Directions
Needed from the data below: all lines that contain the word "JSON".

####

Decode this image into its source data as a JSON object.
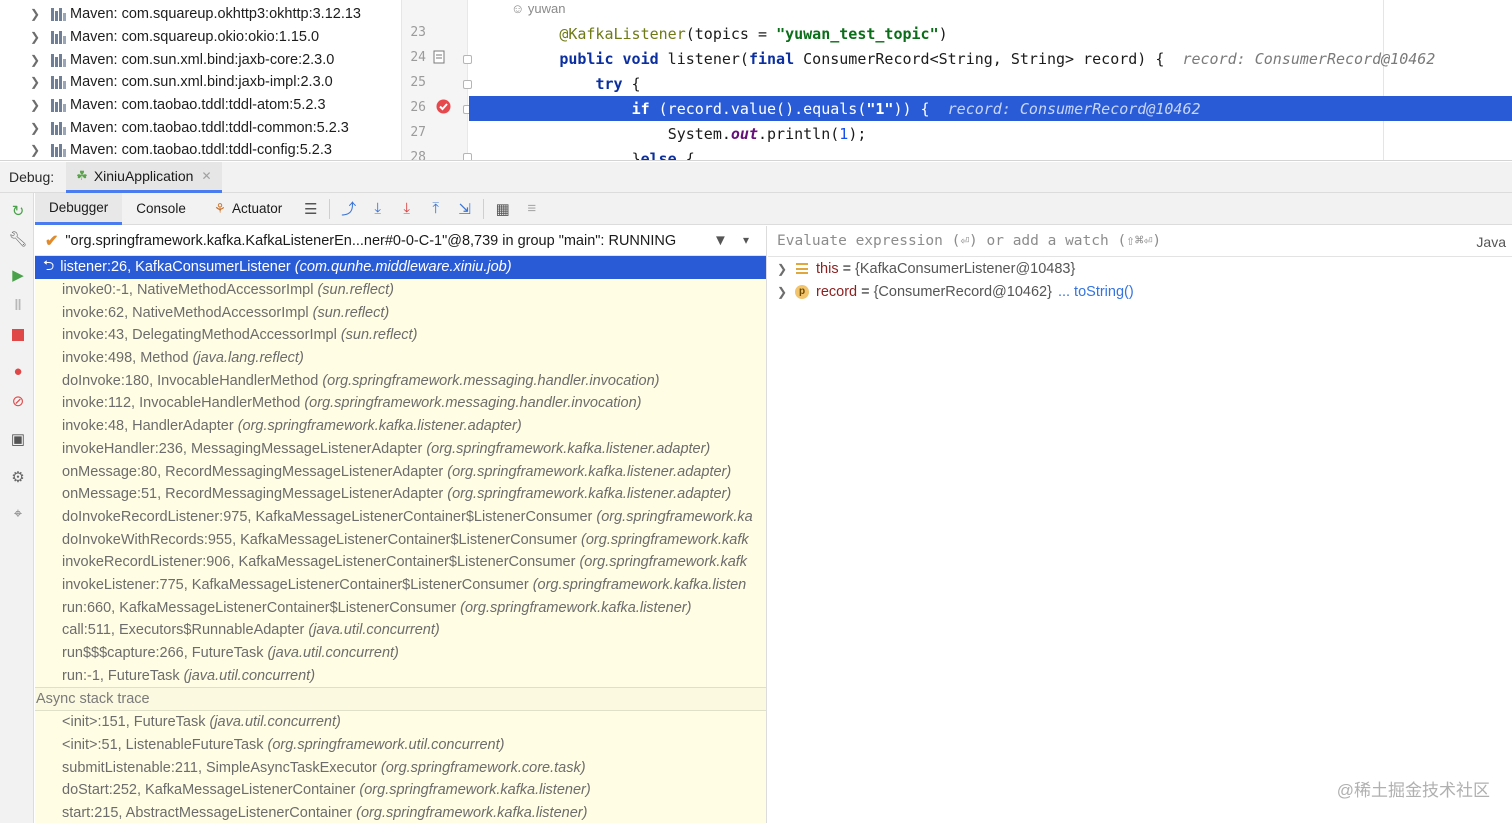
{
  "project_tree": {
    "items": [
      "Maven: com.squareup.okhttp3:okhttp:3.12.13",
      "Maven: com.squareup.okio:okio:1.15.0",
      "Maven: com.sun.xml.bind:jaxb-core:2.3.0",
      "Maven: com.sun.xml.bind:jaxb-impl:2.3.0",
      "Maven: com.taobao.tddl:tddl-atom:5.2.3",
      "Maven: com.taobao.tddl:tddl-common:5.2.3",
      "Maven: com.taobao.tddl:tddl-config:5.2.3"
    ]
  },
  "editor": {
    "author": "yuwan",
    "line_numbers": [
      "23",
      "24",
      "25",
      "26",
      "27",
      "28"
    ],
    "line23": {
      "annotation": "@KafkaListener",
      "p1": "(topics = ",
      "string": "\"yuwan_test_topic\"",
      "p2": ")"
    },
    "line24": {
      "kw1": "public",
      "kw2": "void",
      "p1": " listener(",
      "kw3": "final",
      "p2": " ConsumerRecord<String, String> record) {",
      "inlay": "record: ConsumerRecord@10462"
    },
    "line25": {
      "kw": "try",
      "p": " {"
    },
    "line26": {
      "kw": "if",
      "p1": " (record.value().equals(",
      "string": "\"1\"",
      "p2": ")) {",
      "inlay": "record: ConsumerRecord@10462"
    },
    "line27": {
      "p1": "System.",
      "static": "out",
      "p2": ".println(",
      "num": "1",
      "p3": ");"
    },
    "line28": {
      "p1": "}",
      "kw": "else",
      "p2": " {"
    }
  },
  "debug_header": {
    "label": "Debug:",
    "run_tab": "XiniuApplication"
  },
  "toolbar": {
    "tabs": [
      "Debugger",
      "Console",
      "Actuator"
    ]
  },
  "thread": {
    "text": "\"org.springframework.kafka.KafkaListenerEn...ner#0-0-C-1\"@8,739 in group \"main\": RUNNING"
  },
  "frames": [
    {
      "method": "listener:26, KafkaConsumerListener",
      "pkg": "(com.qunhe.middleware.xiniu.job)"
    },
    {
      "method": "invoke0:-1, NativeMethodAccessorImpl",
      "pkg": "(sun.reflect)"
    },
    {
      "method": "invoke:62, NativeMethodAccessorImpl",
      "pkg": "(sun.reflect)"
    },
    {
      "method": "invoke:43, DelegatingMethodAccessorImpl",
      "pkg": "(sun.reflect)"
    },
    {
      "method": "invoke:498, Method",
      "pkg": "(java.lang.reflect)"
    },
    {
      "method": "doInvoke:180, InvocableHandlerMethod",
      "pkg": "(org.springframework.messaging.handler.invocation)"
    },
    {
      "method": "invoke:112, InvocableHandlerMethod",
      "pkg": "(org.springframework.messaging.handler.invocation)"
    },
    {
      "method": "invoke:48, HandlerAdapter",
      "pkg": "(org.springframework.kafka.listener.adapter)"
    },
    {
      "method": "invokeHandler:236, MessagingMessageListenerAdapter",
      "pkg": "(org.springframework.kafka.listener.adapter)"
    },
    {
      "method": "onMessage:80, RecordMessagingMessageListenerAdapter",
      "pkg": "(org.springframework.kafka.listener.adapter)"
    },
    {
      "method": "onMessage:51, RecordMessagingMessageListenerAdapter",
      "pkg": "(org.springframework.kafka.listener.adapter)"
    },
    {
      "method": "doInvokeRecordListener:975, KafkaMessageListenerContainer$ListenerConsumer",
      "pkg": "(org.springframework.ka"
    },
    {
      "method": "doInvokeWithRecords:955, KafkaMessageListenerContainer$ListenerConsumer",
      "pkg": "(org.springframework.kafk"
    },
    {
      "method": "invokeRecordListener:906, KafkaMessageListenerContainer$ListenerConsumer",
      "pkg": "(org.springframework.kafk"
    },
    {
      "method": "invokeListener:775, KafkaMessageListenerContainer$ListenerConsumer",
      "pkg": "(org.springframework.kafka.listen"
    },
    {
      "method": "run:660, KafkaMessageListenerContainer$ListenerConsumer",
      "pkg": "(org.springframework.kafka.listener)"
    },
    {
      "method": "call:511, Executors$RunnableAdapter",
      "pkg": "(java.util.concurrent)"
    },
    {
      "method": "run$$$capture:266, FutureTask",
      "pkg": "(java.util.concurrent)"
    },
    {
      "method": "run:-1, FutureTask",
      "pkg": "(java.util.concurrent)"
    }
  ],
  "async_label": "Async stack trace",
  "async_frames": [
    {
      "method": "<init>:151, FutureTask",
      "pkg": "(java.util.concurrent)"
    },
    {
      "method": "<init>:51, ListenableFutureTask",
      "pkg": "(org.springframework.util.concurrent)"
    },
    {
      "method": "submitListenable:211, SimpleAsyncTaskExecutor",
      "pkg": "(org.springframework.core.task)"
    },
    {
      "method": "doStart:252, KafkaMessageListenerContainer",
      "pkg": "(org.springframework.kafka.listener)"
    },
    {
      "method": "start:215, AbstractMessageListenerContainer",
      "pkg": "(org.springframework.kafka.listener)"
    }
  ],
  "evaluate": {
    "placeholder": "Evaluate expression (⏎) or add a watch (⇧⌘⏎)",
    "language": "Java"
  },
  "variables": [
    {
      "name": "this",
      "value": "{KafkaConsumerListener@10483}",
      "icon": "field-lines-icon"
    },
    {
      "name": "record",
      "value": "{ConsumerRecord@10462}",
      "link": "... toString()",
      "icon": "parameter-icon",
      "icon_letter": "p"
    }
  ],
  "watermark": "@稀土掘金技术社区"
}
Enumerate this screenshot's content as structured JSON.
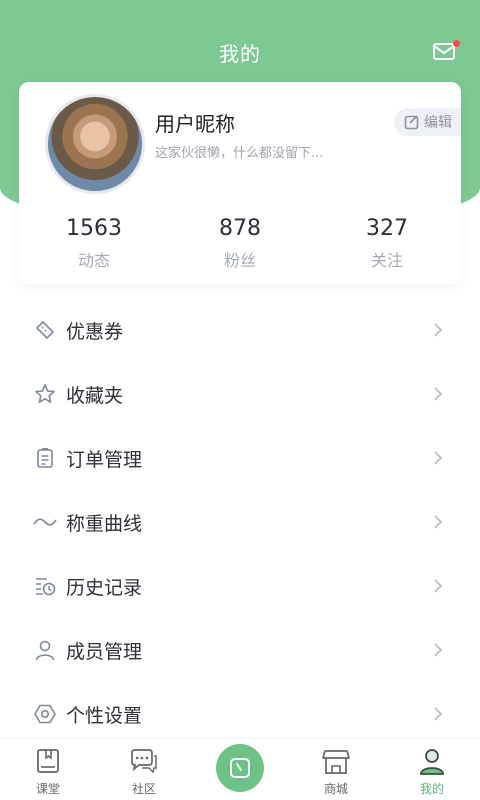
{
  "header": {
    "title": "我的"
  },
  "profile": {
    "nickname": "用户昵称",
    "bio": "这家伙很懒，什么都没留下...",
    "edit_label": "编辑"
  },
  "stats": [
    {
      "value": "1563",
      "label": "动态"
    },
    {
      "value": "878",
      "label": "粉丝"
    },
    {
      "value": "327",
      "label": "关注"
    }
  ],
  "menu": [
    {
      "label": "优惠券",
      "icon": "coupon-icon"
    },
    {
      "label": "收藏夹",
      "icon": "star-icon"
    },
    {
      "label": "订单管理",
      "icon": "clipboard-icon"
    },
    {
      "label": "称重曲线",
      "icon": "wave-icon"
    },
    {
      "label": "历史记录",
      "icon": "history-icon"
    },
    {
      "label": "成员管理",
      "icon": "person-icon"
    },
    {
      "label": "个性设置",
      "icon": "hexagon-settings-icon"
    }
  ],
  "tabbar": [
    {
      "label": "课堂",
      "icon": "book-icon"
    },
    {
      "label": "社区",
      "icon": "chat-bubbles-icon"
    },
    {
      "label": "",
      "icon": "scale-icon"
    },
    {
      "label": "商城",
      "icon": "store-icon"
    },
    {
      "label": "我的",
      "icon": "user-icon",
      "active": true
    }
  ],
  "colors": {
    "accent": "#7ec894",
    "active_tab": "#5cb37a",
    "notification_dot": "#ff4d4f"
  }
}
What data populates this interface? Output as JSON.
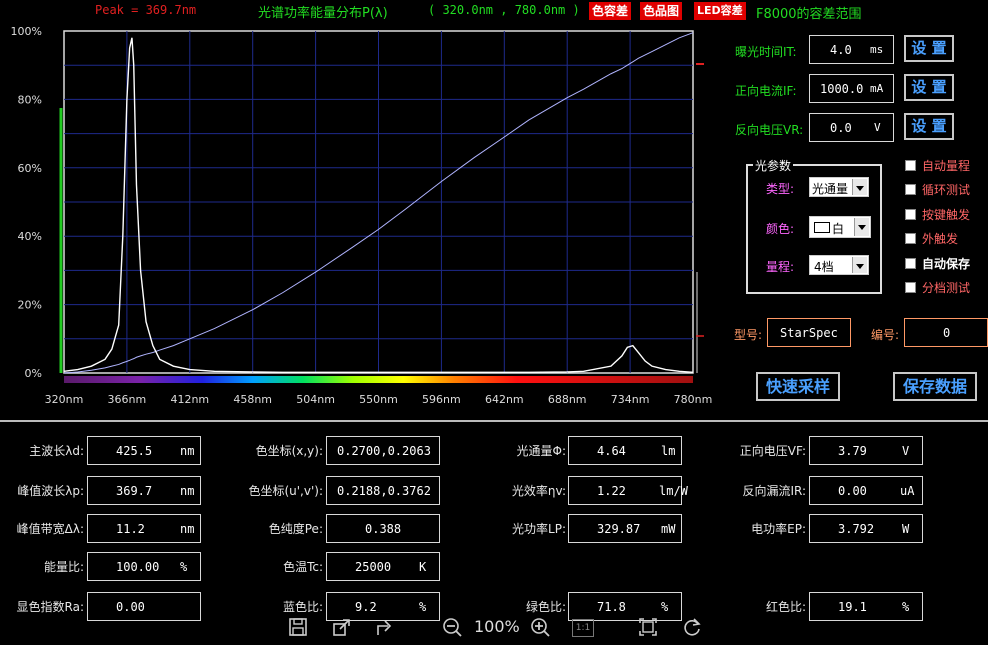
{
  "header": {
    "peak": "Peak = 369.7nm",
    "title": "光谱功率能量分布P(λ)",
    "range": "( 320.0nm , 780.0nm )",
    "tag1": "色容差",
    "tag2": "色品图",
    "tag3": "LED容差",
    "tolerance": "F8000的容差范围"
  },
  "chart_data": {
    "type": "line",
    "x": [
      320,
      330,
      340,
      350,
      355,
      360,
      363,
      366,
      368,
      369.7,
      371,
      373,
      376,
      380,
      385,
      390,
      400,
      412,
      430,
      458,
      480,
      504,
      530,
      550,
      570,
      596,
      620,
      642,
      660,
      688,
      700,
      720,
      728,
      732,
      736,
      740,
      745,
      750,
      760,
      770,
      780
    ],
    "y_spectrum": [
      0.5,
      1,
      2,
      4,
      7,
      14,
      40,
      80,
      95,
      98,
      90,
      55,
      30,
      15,
      8,
      4,
      2,
      1,
      0.5,
      0.3,
      0.2,
      0.2,
      0.2,
      0.2,
      0.2,
      0.2,
      0.2,
      0.2,
      0.2,
      0.3,
      0.5,
      2,
      5,
      7.5,
      8,
      6,
      3.5,
      2,
      1,
      0.5,
      0.2
    ],
    "y_curve": [
      0,
      0.3,
      0.8,
      1.5,
      2,
      2.5,
      3,
      3.4,
      3.7,
      4,
      4.2,
      4.6,
      5,
      5.5,
      6,
      6.7,
      8,
      10,
      13,
      18.5,
      23.5,
      29.5,
      36.5,
      42,
      48,
      56,
      63,
      69,
      74,
      80.5,
      83,
      87.5,
      89,
      90,
      91,
      92,
      93,
      94,
      96,
      98,
      99.5
    ],
    "x_ticks": [
      "320nm",
      "366nm",
      "412nm",
      "458nm",
      "504nm",
      "550nm",
      "596nm",
      "642nm",
      "688nm",
      "734nm",
      "780nm"
    ],
    "y_ticks": [
      "100%",
      "80%",
      "60%",
      "40%",
      "20%",
      "0%"
    ],
    "xlim": [
      320,
      780
    ],
    "ylim": [
      0,
      100
    ]
  },
  "controls": {
    "exposure_label": "曝光时间IT:",
    "exposure_value": "4.0",
    "exposure_unit": "ms",
    "current_label": "正向电流IF:",
    "current_value": "1000.0",
    "current_unit": "mA",
    "voltage_label": "反向电压VR:",
    "voltage_value": "0.0",
    "voltage_unit": "V",
    "set_label": "设 置",
    "group_title": "光参数",
    "type_label": "类型:",
    "type_value": "光通量",
    "color_label": "颜色:",
    "color_value": "白",
    "range_label": "量程:",
    "range_value": "4档",
    "checkboxes": [
      "自动量程",
      "循环测试",
      "按键触发",
      "外触发",
      "自动保存",
      "分档测试"
    ],
    "model_label": "型号:",
    "model_value": "StarSpec",
    "number_label": "编号:",
    "number_value": "0",
    "quick_sample": "快速采样",
    "save_data": "保存数据"
  },
  "results": {
    "dom_wl": {
      "label": "主波长λd:",
      "value": "425.5",
      "unit": "nm"
    },
    "peak_wl": {
      "label": "峰值波长λp:",
      "value": "369.7",
      "unit": "nm"
    },
    "fwhm": {
      "label": "峰值带宽Δλ:",
      "value": "11.2",
      "unit": "nm"
    },
    "energy_ratio": {
      "label": "能量比:",
      "value": "100.00",
      "unit": "%"
    },
    "cri": {
      "label": "显色指数Ra:",
      "value": "0.00",
      "unit": ""
    },
    "xy": {
      "label": "色坐标(x,y):",
      "value": "0.2700,0.2063"
    },
    "uv": {
      "label": "色坐标(u',v'):",
      "value": "0.2188,0.3762"
    },
    "purity": {
      "label": "色纯度Pe:",
      "value": "0.388"
    },
    "cct": {
      "label": "色温Tc:",
      "value": "25000",
      "unit": "K"
    },
    "blue": {
      "label": "蓝色比:",
      "value": "9.2",
      "unit": "%"
    },
    "flux": {
      "label": "光通量Φ:",
      "value": "4.64",
      "unit": "lm"
    },
    "efficacy": {
      "label": "光效率ηv:",
      "value": "1.22",
      "unit": "lm/W"
    },
    "power": {
      "label": "光功率LP:",
      "value": "329.87",
      "unit": "mW"
    },
    "green": {
      "label": "绿色比:",
      "value": "71.8",
      "unit": "%"
    },
    "vf": {
      "label": "正向电压VF:",
      "value": "3.79",
      "unit": "V"
    },
    "ir": {
      "label": "反向漏流IR:",
      "value": "0.00",
      "unit": "uA"
    },
    "ep": {
      "label": "电功率EP:",
      "value": "3.792",
      "unit": "W"
    },
    "red": {
      "label": "红色比:",
      "value": "19.1",
      "unit": "%"
    }
  },
  "toolbar": {
    "zoom": "100%",
    "ratio": "1:1"
  }
}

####

Answer section
Decode this image into its source data as a JSON object.
Enumerate this screenshot's content as structured JSON.
What data populates this interface? Output as JSON.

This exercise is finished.